‘Daring’ is not the same as distinctive
Very seldom do brands die from the outside-in. Most often, they are killed from the inside-out. By people believing that the most scary thing that can happen is that they get left behind because they didn’t catch whichever orthodoxy bus is leaving the stop this year. And the very nature of organisations encourages that. Corporate structures work against risk-taking because they are built on consensus and, ultimately, on what people are comfortable doing. Marketers often go with what feels ‘daring’ (because it’s a subjective variation on what they know) rather than what is distinctive.
The interesting dichotomy in all of this is that while brands are becoming bigger and more uniform (in terms of standards and consistency), because that makes things go faster and cost less, the world of buyers is becoming more personalised and individualistic.
Brands have built out brand frameworks to an amazing level of sophistication. They’ve named and renamed this hegemony so that it seems filled with options. But as more and more people adopt what everyone else uses, they are simply adding to the conformity. Ticking the shopping list of purpose, values, behaviours, tone of voice, SEO etc in and of itself doesn’t deliver you a distinctualised brand. It delivers you what everyone else has, in the same format, using the same words and within the same business structures and mentalities. For too many, brand strategy is now an expensive and meticulous road to sameness.
And that’s because fewer and fewer executives are prepared to accept the absolutism of uncompromising words. They cannot resist watering down the demands until the ideas enable them to do something they feel comfortable with. So now, everyone’s disrupting, everyone’s differentiating, everyone’s pursuing innovation (the same way) … so no-one is. These are just the new standards, the new hygiene factors. The words scream non-conformity, but the actions embrace the exact opposite.
Change guarantees nothing
Breaking with that temptation requires brands to accept two things that no-one wants to know. Most brands will fail – because otherwise markets won’t regenerate. And your brand is more than likely to be one of them because your business will not be prepared to go far enough. I bring this point up in workshops and I frequently watch the whole room nod outwardly and deny inwardly in a classic case of NOBS (Not our brand strategy). It’s human nature to confuse “change” with “success”. Every brand must change. But actually, change guarantees nothing – certainly not success. When every brand is changing as a matter of course, and actually because of the way marketers want to change together, ultimately most brands cannot succeed.
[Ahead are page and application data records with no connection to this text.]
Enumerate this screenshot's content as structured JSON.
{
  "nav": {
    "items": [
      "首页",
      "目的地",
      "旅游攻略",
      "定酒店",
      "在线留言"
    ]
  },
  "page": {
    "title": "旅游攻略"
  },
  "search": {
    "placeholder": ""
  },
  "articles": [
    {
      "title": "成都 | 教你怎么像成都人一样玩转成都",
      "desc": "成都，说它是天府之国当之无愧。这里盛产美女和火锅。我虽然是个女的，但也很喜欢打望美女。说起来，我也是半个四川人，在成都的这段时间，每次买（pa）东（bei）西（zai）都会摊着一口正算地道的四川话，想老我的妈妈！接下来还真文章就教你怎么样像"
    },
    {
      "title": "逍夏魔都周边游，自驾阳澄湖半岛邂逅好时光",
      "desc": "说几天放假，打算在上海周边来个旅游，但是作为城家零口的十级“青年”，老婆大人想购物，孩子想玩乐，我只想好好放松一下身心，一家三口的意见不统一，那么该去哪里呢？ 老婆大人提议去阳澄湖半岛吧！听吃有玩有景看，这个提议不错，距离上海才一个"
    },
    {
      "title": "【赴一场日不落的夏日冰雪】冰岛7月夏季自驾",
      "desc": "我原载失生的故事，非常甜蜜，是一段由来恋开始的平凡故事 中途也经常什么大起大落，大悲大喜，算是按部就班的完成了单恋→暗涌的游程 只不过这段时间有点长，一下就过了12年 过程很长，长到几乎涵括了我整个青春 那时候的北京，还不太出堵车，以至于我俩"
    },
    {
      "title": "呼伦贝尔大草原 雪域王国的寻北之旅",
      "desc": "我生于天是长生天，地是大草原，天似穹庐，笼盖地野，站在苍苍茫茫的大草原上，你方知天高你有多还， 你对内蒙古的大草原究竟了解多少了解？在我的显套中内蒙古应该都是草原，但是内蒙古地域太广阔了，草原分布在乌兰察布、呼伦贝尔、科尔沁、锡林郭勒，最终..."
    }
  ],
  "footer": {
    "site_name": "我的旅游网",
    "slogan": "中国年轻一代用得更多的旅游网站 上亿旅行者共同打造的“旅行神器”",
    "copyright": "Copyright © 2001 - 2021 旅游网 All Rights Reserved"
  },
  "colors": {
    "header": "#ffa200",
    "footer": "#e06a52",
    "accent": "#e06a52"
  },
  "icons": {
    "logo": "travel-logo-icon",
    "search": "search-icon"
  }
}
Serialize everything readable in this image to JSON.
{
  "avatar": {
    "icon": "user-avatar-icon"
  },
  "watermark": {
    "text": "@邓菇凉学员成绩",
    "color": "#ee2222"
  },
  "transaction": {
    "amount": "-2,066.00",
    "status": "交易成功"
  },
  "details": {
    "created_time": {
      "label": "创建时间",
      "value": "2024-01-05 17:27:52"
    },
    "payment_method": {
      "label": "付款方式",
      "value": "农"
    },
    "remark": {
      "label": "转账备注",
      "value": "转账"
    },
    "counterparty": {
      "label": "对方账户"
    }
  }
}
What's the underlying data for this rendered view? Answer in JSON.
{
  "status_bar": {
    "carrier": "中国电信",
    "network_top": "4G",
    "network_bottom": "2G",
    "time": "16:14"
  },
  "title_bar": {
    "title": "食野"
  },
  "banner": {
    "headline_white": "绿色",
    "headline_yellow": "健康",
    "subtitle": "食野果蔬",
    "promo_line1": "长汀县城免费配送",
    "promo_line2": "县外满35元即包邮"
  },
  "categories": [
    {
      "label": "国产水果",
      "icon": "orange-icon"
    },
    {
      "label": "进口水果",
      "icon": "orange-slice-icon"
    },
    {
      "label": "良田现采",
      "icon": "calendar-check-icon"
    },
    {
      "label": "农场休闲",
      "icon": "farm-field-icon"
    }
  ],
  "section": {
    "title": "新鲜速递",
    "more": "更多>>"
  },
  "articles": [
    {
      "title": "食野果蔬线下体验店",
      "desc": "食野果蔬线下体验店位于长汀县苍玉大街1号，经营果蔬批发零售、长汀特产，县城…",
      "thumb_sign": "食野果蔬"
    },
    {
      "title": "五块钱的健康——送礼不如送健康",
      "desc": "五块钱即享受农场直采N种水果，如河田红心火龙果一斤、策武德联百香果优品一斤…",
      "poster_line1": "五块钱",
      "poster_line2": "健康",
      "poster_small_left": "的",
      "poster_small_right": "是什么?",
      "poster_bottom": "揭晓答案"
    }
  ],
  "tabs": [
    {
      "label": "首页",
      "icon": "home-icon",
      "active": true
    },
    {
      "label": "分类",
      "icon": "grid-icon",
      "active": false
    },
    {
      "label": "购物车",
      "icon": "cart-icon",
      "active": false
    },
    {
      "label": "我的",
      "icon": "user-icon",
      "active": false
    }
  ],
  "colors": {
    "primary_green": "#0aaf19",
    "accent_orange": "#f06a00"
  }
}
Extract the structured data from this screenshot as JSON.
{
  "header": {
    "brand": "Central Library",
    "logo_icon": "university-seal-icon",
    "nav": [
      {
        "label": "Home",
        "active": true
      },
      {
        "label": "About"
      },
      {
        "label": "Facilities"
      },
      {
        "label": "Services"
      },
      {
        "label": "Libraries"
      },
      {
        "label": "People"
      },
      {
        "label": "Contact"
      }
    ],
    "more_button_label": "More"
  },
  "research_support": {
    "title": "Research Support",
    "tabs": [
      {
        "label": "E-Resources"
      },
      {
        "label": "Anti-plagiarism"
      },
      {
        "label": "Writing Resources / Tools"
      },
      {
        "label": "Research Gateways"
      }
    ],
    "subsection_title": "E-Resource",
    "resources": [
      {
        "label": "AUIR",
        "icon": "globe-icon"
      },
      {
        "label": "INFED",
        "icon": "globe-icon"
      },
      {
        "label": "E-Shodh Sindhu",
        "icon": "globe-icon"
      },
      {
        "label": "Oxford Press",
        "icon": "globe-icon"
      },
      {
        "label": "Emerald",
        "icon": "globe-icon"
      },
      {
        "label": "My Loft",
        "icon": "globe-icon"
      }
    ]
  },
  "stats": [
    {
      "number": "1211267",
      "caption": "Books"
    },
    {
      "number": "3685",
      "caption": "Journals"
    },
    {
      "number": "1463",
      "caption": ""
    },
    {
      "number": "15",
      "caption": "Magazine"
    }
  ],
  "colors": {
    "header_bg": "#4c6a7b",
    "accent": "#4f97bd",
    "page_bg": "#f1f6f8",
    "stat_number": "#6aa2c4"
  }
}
In point of fact, the true risk profile of building a distinctive brand never changes, no matter whether you are looking to make a comeback or you have a brand that has historically gone from strength to strength. You always have everything to lose. And some actions, particularly those that feel most reassuring, make that even more likely than others.